══ Record excerpts

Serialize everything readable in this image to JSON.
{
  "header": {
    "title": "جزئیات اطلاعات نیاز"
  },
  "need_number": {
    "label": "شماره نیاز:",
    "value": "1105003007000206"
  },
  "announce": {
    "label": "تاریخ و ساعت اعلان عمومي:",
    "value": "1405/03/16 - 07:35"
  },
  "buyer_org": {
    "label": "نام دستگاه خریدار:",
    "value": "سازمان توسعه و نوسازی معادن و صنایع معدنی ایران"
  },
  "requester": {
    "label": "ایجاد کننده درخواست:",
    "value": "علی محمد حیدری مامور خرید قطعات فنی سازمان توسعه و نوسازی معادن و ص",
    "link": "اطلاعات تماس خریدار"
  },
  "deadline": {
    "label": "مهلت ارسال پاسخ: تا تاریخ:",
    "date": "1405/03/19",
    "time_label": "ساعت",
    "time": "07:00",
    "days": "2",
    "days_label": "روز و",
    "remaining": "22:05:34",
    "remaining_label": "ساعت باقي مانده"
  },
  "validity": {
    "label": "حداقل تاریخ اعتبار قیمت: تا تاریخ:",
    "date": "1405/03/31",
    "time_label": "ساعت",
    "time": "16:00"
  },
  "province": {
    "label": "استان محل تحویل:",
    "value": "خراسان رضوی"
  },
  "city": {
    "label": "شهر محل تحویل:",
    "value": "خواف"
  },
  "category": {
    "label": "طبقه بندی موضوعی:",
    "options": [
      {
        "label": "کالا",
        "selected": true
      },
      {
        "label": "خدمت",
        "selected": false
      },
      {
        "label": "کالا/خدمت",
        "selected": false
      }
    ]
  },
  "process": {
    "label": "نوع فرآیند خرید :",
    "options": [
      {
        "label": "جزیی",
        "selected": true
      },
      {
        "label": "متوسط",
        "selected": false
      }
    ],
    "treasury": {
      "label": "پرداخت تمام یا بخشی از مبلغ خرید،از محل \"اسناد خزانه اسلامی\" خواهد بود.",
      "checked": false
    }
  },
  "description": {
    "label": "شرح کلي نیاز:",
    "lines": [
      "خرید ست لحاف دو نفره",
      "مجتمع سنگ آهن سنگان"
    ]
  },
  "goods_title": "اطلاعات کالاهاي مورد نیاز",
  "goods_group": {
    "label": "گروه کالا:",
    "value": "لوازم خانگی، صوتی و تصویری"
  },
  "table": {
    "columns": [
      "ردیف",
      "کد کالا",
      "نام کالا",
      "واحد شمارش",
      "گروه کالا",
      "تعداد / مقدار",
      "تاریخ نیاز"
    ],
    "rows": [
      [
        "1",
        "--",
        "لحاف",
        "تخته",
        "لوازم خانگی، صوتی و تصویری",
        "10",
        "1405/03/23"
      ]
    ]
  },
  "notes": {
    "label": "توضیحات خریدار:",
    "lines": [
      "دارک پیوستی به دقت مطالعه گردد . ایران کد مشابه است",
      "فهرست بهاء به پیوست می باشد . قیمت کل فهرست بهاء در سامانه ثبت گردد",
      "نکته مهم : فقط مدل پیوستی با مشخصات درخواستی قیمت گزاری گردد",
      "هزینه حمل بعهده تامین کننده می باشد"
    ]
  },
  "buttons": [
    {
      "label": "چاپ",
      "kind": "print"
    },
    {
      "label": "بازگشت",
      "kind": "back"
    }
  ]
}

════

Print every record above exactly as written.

Serialize everything readable in this image to JSON.
{
  "header": {
    "title": "جزئیات اطلاعات نیاز"
  },
  "need_number": {
    "label": "شماره نیاز:",
    "value": "1105003007000206"
  },
  "announce": {
    "label": "تاریخ و ساعت اعلان عمومي:",
    "value": "1405/03/16 - 07:35"
  },
  "buyer_org": {
    "label": "نام دستگاه خریدار:",
    "value": "سازمان توسعه و نوسازی معادن و صنایع معدنی ایران"
  },
  "requester": {
    "label": "ایجاد کننده درخواست:",
    "value": "علی محمد حیدری مامور خرید قطعات فنی سازمان توسعه و نوسازی معادن و ص",
    "link": "اطلاعات تماس خریدار"
  },
  "deadline": {
    "label": "مهلت ارسال پاسخ: تا تاریخ:",
    "date": "1405/03/19",
    "time_label": "ساعت",
    "time": "07:00",
    "days": "2",
    "days_label": "روز و",
    "remaining": "22:05:34",
    "remaining_label": "ساعت باقي مانده"
  },
  "validity": {
    "label": "حداقل تاریخ اعتبار قیمت: تا تاریخ:",
    "date": "1405/03/31",
    "time_label": "ساعت",
    "time": "16:00"
  },
  "province": {
    "label": "استان محل تحویل:",
    "value": "خراسان رضوی"
  },
  "city": {
    "label": "شهر محل تحویل:",
    "value": "خواف"
  },
  "category": {
    "label": "طبقه بندی موضوعی:",
    "options": [
      {
        "label": "کالا",
        "selected": true
      },
      {
        "label": "خدمت",
        "selected": false
      },
      {
        "label": "کالا/خدمت",
        "selected": false
      }
    ]
  },
  "process": {
    "label": "نوع فرآیند خرید :",
    "options": [
      {
        "label": "جزیی",
        "selected": true
      },
      {
        "label": "متوسط",
        "selected": false
      }
    ],
    "treasury": {
      "label": "پرداخت تمام یا بخشی از مبلغ خرید،از محل \"اسناد خزانه اسلامی\" خواهد بود.",
      "checked": false
    }
  },
  "description": {
    "label": "شرح کلي نیاز:",
    "lines": [
      "خرید ست لحاف دو نفره",
      "مجتمع سنگ آهن سنگان"
    ]
  },
  "goods_title": "اطلاعات کالاهاي مورد نیاز",
  "goods_group": {
    "label": "گروه کالا:",
    "value": "لوازم خانگی، صوتی و تصویری"
  },
  "table": {
    "columns": [
      "ردیف",
      "کد کالا",
      "نام کالا",
      "واحد شمارش",
      "گروه کالا",
      "تعداد / مقدار",
      "تاریخ نیاز"
    ],
    "rows": [
      [
        "1",
        "--",
        "لحاف",
        "تخته",
        "لوازم خانگی، صوتی و تصویری",
        "10",
        "1405/03/23"
      ]
    ]
  },
  "notes": {
    "label": "توضیحات خریدار:",
    "lines": [
      "دارک پیوستی به دقت مطالعه گردد . ایران کد مشابه است",
      "فهرست بهاء به پیوست می باشد . قیمت کل فهرست بهاء در سامانه ثبت گردد",
      "نکته مهم : فقط مدل پیوستی با مشخصات درخواستی قیمت گزاری گردد",
      "هزینه حمل بعهده تامین کننده می باشد"
    ]
  },
  "buttons": [
    {
      "label": "چاپ",
      "kind": "print"
    },
    {
      "label": "بازگشت",
      "kind": "back"
    }
  ]
}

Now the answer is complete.